Chasing  Ice

Athena Cinema Athens, OH


Dr. Ryan Fogt

Assistant Professor, Ohio University; Director, Scalia Lab for Atmospheric Analysis


Linda Lilienfeld

Director, "Let’s Talk About Water"

Chasing Ice— Glacial Melting

A discussion of the correlation between glacial melting and patterns of extreme weather and climate change.

Athena Cinema Athens, OH

Film Synopsis

Follow National Geographic photographer James Balog across the Arctic as he deploys time-lapse cameras designed for one purpose: to capture a multi-year record of the world's changing glaciers.

Acclaimed National Geographic photographer James Balog was once skeptical about climate change. But through his Extreme Ice Survey, he discovers definitive evidence of our changing planet.

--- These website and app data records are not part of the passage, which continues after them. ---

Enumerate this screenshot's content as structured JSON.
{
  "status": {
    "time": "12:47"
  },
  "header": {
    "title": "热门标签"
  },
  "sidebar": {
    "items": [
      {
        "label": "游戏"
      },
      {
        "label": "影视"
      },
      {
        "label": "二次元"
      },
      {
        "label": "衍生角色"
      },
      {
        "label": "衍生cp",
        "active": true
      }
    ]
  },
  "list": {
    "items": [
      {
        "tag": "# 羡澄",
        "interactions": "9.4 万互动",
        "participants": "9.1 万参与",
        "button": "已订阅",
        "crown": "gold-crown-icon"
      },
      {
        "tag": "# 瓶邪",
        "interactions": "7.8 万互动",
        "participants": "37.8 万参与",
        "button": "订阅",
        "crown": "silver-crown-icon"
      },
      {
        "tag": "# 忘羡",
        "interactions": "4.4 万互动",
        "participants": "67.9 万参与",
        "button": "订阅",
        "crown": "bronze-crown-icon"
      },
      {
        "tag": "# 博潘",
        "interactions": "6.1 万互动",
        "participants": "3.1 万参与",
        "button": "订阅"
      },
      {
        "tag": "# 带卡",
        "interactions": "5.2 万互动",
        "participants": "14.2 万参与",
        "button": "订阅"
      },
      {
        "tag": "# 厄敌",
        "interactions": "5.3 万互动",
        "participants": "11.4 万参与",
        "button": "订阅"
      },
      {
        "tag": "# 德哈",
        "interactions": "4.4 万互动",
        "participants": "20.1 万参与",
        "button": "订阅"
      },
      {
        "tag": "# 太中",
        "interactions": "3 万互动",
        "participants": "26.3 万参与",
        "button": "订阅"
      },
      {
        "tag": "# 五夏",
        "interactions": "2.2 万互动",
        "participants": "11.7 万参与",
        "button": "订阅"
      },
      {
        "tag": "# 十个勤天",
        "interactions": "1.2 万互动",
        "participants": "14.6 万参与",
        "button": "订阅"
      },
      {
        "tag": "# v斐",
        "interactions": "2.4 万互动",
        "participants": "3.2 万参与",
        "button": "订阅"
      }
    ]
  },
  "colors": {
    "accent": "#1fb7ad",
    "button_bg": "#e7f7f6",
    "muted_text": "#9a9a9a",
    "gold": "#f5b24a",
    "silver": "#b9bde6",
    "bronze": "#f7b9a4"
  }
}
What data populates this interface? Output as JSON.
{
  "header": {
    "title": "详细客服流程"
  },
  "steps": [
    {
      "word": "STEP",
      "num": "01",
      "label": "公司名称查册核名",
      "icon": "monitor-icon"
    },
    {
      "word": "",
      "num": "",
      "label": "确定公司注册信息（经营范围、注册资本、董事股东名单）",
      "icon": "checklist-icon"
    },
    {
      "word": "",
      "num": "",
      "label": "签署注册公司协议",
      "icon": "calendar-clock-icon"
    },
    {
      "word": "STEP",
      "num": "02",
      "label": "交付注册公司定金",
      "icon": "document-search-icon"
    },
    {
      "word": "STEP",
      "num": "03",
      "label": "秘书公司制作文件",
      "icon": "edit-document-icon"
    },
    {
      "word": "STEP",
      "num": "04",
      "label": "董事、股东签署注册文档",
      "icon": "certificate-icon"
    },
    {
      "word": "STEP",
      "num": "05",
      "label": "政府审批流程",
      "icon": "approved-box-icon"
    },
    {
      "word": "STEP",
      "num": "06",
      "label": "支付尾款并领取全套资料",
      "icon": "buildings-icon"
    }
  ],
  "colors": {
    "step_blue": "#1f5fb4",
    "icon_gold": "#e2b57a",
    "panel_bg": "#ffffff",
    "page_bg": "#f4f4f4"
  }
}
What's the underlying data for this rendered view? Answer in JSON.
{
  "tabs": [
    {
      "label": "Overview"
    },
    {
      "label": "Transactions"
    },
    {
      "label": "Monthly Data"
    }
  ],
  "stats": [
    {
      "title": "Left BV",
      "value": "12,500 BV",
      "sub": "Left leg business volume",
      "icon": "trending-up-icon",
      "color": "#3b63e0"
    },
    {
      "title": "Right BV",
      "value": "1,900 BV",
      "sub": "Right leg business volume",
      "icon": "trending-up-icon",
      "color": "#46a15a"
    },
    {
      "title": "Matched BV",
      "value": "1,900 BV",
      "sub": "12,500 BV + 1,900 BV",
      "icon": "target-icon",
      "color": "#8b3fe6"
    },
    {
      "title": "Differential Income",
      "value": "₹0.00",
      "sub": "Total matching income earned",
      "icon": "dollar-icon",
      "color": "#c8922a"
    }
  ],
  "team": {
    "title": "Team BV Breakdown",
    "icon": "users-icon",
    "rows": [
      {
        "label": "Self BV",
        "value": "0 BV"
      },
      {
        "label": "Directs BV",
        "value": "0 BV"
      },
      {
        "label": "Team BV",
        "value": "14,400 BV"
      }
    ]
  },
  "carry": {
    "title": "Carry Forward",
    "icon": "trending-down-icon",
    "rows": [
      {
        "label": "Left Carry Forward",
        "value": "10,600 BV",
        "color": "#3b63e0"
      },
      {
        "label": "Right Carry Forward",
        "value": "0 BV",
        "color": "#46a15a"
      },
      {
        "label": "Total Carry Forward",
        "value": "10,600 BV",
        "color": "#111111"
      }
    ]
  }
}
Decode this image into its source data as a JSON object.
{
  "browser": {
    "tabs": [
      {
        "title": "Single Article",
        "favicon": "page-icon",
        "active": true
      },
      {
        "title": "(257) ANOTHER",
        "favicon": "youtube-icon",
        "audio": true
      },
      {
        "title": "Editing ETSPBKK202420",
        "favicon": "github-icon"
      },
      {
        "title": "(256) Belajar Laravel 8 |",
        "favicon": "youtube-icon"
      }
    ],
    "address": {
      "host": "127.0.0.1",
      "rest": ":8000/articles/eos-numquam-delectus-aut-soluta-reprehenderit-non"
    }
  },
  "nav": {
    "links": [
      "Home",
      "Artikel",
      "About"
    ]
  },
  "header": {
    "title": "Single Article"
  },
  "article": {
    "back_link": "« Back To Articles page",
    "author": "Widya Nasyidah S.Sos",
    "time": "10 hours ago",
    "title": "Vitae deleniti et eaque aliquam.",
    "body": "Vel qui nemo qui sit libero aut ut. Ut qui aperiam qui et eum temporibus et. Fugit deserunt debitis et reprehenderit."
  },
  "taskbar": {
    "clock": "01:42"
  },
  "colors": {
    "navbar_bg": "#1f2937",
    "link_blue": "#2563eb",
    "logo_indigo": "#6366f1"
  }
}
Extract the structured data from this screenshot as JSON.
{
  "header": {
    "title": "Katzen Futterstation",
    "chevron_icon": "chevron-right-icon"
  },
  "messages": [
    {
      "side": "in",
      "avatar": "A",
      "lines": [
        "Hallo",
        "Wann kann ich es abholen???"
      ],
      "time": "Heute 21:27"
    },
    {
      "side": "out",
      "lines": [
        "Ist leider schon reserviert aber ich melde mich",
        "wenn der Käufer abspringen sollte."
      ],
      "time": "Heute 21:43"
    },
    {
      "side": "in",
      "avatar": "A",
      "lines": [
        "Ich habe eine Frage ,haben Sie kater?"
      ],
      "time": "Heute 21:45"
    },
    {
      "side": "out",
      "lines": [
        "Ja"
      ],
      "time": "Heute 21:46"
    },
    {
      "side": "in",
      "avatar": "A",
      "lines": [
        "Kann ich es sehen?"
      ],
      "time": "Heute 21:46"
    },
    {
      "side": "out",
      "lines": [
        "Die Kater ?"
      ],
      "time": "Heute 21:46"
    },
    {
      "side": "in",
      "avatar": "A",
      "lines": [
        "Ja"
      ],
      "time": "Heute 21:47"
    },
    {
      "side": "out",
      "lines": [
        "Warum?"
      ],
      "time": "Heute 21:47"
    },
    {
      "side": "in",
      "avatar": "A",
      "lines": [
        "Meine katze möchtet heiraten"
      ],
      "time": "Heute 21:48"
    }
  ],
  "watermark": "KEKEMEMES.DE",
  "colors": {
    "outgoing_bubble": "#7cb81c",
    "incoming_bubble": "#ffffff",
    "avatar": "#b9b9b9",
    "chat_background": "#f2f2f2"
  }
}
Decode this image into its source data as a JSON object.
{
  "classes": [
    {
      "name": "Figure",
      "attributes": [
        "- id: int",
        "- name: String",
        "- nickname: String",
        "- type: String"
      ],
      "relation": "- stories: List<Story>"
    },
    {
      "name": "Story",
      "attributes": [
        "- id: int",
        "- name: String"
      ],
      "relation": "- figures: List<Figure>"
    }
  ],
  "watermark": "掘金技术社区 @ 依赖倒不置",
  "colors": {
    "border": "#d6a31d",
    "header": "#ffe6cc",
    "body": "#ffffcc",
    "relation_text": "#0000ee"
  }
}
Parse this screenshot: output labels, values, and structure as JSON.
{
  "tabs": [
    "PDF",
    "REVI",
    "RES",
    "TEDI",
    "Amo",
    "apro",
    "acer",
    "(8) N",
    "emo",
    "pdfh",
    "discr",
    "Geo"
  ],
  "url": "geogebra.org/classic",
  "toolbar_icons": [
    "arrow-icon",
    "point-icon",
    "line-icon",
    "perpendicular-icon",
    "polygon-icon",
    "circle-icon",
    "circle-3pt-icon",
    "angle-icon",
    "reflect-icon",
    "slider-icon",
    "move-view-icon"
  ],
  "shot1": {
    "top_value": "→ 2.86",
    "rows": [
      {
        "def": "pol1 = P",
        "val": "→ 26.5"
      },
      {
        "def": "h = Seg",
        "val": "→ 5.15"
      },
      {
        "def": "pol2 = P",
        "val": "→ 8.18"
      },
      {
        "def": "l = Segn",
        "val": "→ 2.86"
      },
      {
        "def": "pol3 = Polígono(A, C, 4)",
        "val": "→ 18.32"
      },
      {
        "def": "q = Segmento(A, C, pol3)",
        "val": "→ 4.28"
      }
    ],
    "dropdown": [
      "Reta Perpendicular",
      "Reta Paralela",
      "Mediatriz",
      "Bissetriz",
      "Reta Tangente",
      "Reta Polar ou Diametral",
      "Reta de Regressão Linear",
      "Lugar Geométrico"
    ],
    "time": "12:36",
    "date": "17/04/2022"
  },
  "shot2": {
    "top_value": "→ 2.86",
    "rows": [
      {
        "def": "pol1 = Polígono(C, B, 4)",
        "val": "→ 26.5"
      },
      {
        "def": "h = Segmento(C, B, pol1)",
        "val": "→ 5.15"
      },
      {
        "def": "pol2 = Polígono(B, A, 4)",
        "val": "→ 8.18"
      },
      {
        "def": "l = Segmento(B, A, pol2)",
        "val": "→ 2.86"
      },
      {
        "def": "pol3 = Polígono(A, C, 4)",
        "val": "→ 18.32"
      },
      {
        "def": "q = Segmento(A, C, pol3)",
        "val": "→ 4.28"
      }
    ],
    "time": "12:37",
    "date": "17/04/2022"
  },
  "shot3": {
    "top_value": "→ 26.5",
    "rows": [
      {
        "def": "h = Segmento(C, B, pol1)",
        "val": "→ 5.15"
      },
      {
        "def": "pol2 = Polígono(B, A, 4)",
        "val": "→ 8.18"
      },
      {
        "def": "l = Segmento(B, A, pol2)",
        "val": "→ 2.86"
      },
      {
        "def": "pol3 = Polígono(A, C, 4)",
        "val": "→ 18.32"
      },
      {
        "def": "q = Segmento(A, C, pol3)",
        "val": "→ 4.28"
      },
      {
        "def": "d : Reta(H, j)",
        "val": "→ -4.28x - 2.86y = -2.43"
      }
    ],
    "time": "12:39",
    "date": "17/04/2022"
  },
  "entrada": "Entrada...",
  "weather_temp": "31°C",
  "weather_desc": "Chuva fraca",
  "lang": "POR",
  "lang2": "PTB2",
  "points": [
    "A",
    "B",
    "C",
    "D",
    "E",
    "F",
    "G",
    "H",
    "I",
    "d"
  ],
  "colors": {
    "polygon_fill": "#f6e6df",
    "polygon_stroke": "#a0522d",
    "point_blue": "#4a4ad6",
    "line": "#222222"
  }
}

In this documentary, Balog uses time-lapse cameras to capture a multi-year record of the world's glaciers. His videos compress years into seconds and capture ancient mountains of ice in motion as they vanish at an astonishing rate. Traveling with a team across the brutal Arctic, Balog risks his career and his health in pursuit of the biggest story facing humanity. As the debate polarizes America, and the intensity of natural disasters ramps up globally, Chasing Ice depicts a photojournalist on a mission to deliver fragile hope to our carbon-powered planet.

About the Speaker

Dr. Ryan Fogt is a climatologist with a particular research focus on Antarctica. He received a BS in atmospheric sciences, summa cum laude, from Creighton University in 2000. After completing his bachelor’s degree, he worked at Creighton for one semester as a graduate teaching associate. He then obtained his MS and PhD in atmospheric sciences in 2003 and 2007, respectively, from Ohio State University. During his graduate education, Dr. Fogt traveled to Antarctica three times, each visit to work with the forecasters on ice to improve the forecasting model used to support all operations of the US Antarctic Program. While on ice, he also helped with other meteorology projects and installed and upgraded several automatic weather stations on the Ross Ice Shelf, and made a site visit to the South Pole station. After graduate school, Dr. Fogt spent two years as a postdoctoral researcher at the NOAA Earth System Research Laboratory in Boulder, Colorado, working with Drs. Bill Neff, director of the Physical Sciences Division, and Dr. Judith Perlwitz. Currently, he is an assistant professor at Ohio University, where he directs the Scalia Laboratory for Atmospheric Analysis and oversees the meteorology program.

Dr. Fogt’s work on Antarctic climate variability has been published in the Journal of Climate, Geophysical Research Letters, Weather and Forecasting, and in Science. He currently has over 10 manuscripts published, and has over 300 citations since first publishing in 2004. Since 2008, he has been the editor of the "Antarctic" chapter in the State of the Climate report, issued as a supplement to the Bulletin of the American Meteorological Society in conjunction with NOAA. He was also a contributing author of the 2007 IPCC Fourth Assessment Report.

Linda Lilienfeld
is the creator and project coordinator of Let’s Talk About Water. Linda has 35 years of experience as a film and picture researcher, specializing in science and history on projects ranging from PBS documentaries to museum exhibits and books. She has served for the past 10 years as a research assistant to Peggy Parsons, curator of the Film Program at the National Gallery of Art in Washington, D.C. She has been a member of the steering committee and pre-screening committee for the International Water and Film Events (

In 1992, Lilienfeld was inspired to create the LTAW project while working on an exhibit on global warming at the American Museum of Natural History in New York City. She realized that efforts to solve environmental crises such as global warming were hindered by a lack of clarity in the science and a need to communicate the subject to the public.